For starters, I agree with Emily's point on the independence that's being lost, albeit in this symbolic move:
When Louis St. Laurent was acting as secretary of state for external affairs, he held a dinner party in honour of Ernest Bevin, then Great Britain's foreign secretary. At the end of the meal, Bevin got up and made a speech, praising Canada for standing beside Britain in her hour of need.I also agree with much of what some others and have said on this move.
'His compatriots, he said, would never forget the way their cousins across the Atlantic had come to their assistance during the darkest days of World War 11.'That was an important stand, because Canada's foreign policy was based on what we felt was right at the time. And that same independence kept us out of Vietnam and Iraq, despite the fact that they were wars waged by our powerful neighbours to the South.
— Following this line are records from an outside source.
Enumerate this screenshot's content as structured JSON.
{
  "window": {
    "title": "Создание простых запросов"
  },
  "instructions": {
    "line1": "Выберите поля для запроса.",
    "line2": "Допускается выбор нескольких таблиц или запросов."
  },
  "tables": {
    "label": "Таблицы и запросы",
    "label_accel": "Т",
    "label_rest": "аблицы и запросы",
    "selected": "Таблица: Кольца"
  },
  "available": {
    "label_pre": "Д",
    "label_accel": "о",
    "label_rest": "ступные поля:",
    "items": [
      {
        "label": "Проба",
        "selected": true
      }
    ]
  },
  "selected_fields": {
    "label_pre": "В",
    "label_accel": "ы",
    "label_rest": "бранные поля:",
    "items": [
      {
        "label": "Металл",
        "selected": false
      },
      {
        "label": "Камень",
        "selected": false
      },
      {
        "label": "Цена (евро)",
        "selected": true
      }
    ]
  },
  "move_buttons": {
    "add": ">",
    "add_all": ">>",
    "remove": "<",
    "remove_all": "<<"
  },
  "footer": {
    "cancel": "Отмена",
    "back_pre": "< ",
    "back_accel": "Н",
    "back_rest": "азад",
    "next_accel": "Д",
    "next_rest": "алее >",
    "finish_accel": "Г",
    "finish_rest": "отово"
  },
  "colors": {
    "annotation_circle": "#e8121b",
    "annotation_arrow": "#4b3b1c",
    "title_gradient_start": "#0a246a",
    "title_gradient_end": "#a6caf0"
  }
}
St Laurent was not impressed by the implication that Canada had entered the war out of loyalty to the mother country, rather than for reasons of principle. In his reply to Bevin he went out of his way to emphasize that Canada's declaration of war had been an independent decision made by the country's elected representatives, that it was prompted by the nation's determination to fight Nazism and had nothing whatever to do with helping Britain. (The Making of a Peacemonger: The Memoirs of George Ignatieff, By Sonja Sinclairp. 108)
St Laurent believed that most Canadians wanted their country to contribute to world peace and better understanding among nations. (Sinclair)The big news yesterday was that Canada will now be going back decades to "correct an historic mistake", fighting under the Royal Standard. Back to the time before we thought that we were no longer a British colony.
On the politics, this was likely done to sew up of the military aspect of the Harper coalition. For those vets who wanted it, for the pro-military crowd who like the emphasis on all things military, maybe even for those older (and not so old) voters who identify with the historical nod. A matter of cementing a long term Conservative voting coalition, something that can be tended to with little restraint during the new majority era.
Beyond the above, I'll just add that I've had a real feeling of sadness about this one. It's strange the way it's snuck up and you never know what's going to do it. The Harper crew are minimizing this change as just "a historic truth." It seems like more than that to me. We're losing something, there's a dilution of the Canadian identity here and I think that's what's doing it for me. It's like the beginning of some kind of creeping identity remake is now officially underway.
They really should have had the guts to run on this change in the election. I suspect it would have produced a very lively discussion.